___ SUPPLIED DATA

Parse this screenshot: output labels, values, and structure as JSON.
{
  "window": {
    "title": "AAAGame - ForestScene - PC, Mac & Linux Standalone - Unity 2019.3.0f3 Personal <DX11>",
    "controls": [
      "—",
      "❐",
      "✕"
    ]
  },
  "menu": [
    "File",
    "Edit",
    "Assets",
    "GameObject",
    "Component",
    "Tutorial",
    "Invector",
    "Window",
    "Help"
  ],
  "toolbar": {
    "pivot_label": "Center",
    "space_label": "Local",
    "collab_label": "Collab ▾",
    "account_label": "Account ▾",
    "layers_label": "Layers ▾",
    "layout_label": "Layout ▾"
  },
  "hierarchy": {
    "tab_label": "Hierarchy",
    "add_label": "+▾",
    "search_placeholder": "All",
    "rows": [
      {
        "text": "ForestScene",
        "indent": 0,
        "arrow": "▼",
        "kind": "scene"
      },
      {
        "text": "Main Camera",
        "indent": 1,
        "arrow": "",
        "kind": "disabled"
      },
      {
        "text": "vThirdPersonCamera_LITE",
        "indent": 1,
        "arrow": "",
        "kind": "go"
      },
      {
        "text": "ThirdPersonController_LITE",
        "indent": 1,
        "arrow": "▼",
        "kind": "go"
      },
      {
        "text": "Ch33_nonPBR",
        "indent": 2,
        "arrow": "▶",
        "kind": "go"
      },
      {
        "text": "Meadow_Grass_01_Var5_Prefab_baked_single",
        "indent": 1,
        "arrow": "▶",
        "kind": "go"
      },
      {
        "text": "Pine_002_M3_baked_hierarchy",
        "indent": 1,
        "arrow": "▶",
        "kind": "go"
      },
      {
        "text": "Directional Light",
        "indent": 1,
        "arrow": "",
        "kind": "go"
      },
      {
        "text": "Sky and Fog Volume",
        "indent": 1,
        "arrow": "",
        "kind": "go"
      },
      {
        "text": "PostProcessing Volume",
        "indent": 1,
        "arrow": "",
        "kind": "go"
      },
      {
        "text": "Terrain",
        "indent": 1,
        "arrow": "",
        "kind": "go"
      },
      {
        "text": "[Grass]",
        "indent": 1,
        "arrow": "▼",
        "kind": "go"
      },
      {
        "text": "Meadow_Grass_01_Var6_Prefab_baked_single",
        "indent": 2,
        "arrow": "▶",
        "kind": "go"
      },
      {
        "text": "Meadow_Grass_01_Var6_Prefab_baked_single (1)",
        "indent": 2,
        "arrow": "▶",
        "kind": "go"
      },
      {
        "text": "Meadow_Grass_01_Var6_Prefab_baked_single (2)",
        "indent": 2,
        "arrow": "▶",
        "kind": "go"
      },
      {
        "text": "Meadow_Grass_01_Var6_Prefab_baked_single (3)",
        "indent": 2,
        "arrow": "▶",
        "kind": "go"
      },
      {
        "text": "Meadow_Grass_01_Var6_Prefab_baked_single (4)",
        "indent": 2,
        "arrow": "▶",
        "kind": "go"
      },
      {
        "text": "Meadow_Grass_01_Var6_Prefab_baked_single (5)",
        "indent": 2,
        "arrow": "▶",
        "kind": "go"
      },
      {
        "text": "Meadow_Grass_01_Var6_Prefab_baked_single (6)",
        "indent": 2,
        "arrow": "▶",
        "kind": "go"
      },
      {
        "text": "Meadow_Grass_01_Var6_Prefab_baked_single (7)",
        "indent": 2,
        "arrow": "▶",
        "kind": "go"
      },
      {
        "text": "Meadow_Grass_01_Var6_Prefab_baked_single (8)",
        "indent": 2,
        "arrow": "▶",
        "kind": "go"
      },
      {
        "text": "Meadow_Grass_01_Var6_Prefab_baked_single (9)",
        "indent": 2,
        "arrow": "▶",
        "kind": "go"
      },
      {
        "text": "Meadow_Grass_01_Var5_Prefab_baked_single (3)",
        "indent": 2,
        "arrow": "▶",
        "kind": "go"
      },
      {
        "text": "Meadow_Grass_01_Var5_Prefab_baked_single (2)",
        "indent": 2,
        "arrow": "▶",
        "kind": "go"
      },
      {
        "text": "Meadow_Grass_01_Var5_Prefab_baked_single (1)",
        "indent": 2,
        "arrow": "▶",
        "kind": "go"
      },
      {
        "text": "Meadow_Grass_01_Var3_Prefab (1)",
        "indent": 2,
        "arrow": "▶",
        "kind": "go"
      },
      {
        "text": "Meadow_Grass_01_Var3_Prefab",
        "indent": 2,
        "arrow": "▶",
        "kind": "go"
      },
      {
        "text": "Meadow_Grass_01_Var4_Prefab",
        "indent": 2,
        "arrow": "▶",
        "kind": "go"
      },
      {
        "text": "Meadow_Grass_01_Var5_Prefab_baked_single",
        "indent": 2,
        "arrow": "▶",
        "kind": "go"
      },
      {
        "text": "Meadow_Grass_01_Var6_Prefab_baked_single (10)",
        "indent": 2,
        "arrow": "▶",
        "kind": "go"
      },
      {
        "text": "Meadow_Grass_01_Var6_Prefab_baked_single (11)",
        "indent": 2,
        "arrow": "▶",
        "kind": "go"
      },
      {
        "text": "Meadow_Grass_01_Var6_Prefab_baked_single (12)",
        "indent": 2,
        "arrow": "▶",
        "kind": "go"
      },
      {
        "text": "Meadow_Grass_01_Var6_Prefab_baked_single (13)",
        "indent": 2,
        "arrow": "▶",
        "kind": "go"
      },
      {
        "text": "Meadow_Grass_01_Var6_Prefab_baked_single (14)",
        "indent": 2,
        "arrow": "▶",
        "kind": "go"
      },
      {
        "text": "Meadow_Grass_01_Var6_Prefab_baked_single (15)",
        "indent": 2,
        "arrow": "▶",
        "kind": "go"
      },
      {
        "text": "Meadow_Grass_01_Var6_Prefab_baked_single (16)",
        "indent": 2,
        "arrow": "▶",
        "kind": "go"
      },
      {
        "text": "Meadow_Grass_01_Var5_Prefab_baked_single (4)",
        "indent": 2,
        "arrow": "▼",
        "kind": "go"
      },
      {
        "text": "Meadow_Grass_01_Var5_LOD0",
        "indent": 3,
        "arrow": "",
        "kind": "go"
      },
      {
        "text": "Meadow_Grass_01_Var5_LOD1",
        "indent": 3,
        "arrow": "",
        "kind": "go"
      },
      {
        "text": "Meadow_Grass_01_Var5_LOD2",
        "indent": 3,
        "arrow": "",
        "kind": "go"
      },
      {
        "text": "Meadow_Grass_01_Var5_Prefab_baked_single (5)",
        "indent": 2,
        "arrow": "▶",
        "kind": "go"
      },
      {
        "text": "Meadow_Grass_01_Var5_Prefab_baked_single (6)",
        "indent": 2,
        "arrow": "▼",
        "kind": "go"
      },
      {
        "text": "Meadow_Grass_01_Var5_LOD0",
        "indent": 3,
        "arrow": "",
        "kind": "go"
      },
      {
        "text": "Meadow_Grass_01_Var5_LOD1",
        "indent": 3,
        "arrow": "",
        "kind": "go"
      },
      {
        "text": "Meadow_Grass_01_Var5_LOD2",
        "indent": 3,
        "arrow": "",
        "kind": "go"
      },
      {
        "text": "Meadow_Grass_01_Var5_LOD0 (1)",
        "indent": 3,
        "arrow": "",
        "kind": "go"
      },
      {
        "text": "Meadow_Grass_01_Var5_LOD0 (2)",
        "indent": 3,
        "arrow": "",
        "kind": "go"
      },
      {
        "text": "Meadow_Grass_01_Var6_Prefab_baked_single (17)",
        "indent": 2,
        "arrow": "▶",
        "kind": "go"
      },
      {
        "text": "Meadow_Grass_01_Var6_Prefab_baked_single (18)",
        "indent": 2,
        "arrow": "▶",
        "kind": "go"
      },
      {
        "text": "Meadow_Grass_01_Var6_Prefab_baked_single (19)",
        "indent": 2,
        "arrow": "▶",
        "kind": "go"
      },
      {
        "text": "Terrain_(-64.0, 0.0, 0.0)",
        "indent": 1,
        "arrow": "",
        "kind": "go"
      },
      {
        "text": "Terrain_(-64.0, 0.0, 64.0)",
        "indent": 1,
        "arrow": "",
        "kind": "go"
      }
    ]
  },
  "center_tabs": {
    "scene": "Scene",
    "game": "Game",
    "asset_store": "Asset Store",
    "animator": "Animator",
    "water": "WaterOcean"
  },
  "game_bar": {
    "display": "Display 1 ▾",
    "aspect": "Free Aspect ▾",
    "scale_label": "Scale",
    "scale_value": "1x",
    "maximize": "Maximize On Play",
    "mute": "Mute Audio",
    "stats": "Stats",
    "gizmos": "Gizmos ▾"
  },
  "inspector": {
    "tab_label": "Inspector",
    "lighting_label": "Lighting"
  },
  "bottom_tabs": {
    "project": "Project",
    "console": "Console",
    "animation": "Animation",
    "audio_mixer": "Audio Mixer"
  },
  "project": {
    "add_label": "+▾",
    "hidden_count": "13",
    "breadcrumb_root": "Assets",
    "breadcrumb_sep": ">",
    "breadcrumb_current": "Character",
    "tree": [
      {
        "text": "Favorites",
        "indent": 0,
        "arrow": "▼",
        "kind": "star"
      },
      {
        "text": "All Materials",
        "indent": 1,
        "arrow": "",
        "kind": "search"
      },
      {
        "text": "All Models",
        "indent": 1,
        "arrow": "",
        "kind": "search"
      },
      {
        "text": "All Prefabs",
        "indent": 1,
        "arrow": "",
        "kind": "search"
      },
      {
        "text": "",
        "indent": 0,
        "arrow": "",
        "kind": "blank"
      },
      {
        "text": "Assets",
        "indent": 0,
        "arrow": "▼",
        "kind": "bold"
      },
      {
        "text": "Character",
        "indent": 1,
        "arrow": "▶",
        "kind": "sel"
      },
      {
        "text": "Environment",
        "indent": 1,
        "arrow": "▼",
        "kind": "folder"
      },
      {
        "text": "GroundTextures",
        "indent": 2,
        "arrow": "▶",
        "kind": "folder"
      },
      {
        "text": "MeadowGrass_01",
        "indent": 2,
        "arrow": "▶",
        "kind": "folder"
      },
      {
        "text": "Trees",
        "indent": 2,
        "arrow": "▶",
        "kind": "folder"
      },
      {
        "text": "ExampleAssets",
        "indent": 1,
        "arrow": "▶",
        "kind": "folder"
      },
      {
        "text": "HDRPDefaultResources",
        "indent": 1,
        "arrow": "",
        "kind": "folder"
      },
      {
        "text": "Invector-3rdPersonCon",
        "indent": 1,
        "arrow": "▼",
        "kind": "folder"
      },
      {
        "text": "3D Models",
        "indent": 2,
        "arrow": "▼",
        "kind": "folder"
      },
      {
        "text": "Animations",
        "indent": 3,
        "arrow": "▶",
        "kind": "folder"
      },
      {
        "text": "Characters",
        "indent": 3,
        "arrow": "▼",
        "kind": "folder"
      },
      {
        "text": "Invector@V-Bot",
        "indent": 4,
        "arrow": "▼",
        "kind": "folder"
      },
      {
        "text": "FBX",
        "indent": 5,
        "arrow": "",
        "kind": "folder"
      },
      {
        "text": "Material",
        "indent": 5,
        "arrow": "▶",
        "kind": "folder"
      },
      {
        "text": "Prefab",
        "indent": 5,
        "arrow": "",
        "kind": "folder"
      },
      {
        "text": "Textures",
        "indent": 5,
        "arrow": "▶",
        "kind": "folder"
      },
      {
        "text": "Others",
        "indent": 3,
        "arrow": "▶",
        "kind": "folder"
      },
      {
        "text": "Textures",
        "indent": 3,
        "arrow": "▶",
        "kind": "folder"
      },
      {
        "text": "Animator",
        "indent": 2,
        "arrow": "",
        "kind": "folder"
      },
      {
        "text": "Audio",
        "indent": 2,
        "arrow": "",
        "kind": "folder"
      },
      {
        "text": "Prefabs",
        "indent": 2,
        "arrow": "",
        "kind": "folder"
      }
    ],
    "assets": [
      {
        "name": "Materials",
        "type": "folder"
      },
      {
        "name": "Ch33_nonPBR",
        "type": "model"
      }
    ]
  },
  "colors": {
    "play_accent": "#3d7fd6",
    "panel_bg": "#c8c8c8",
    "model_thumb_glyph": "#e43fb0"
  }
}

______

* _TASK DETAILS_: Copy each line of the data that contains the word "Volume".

* _EXERCISE RESULT_:
        "text": "Sky and Fog Volume",
        "text": "PostProcessing Volume",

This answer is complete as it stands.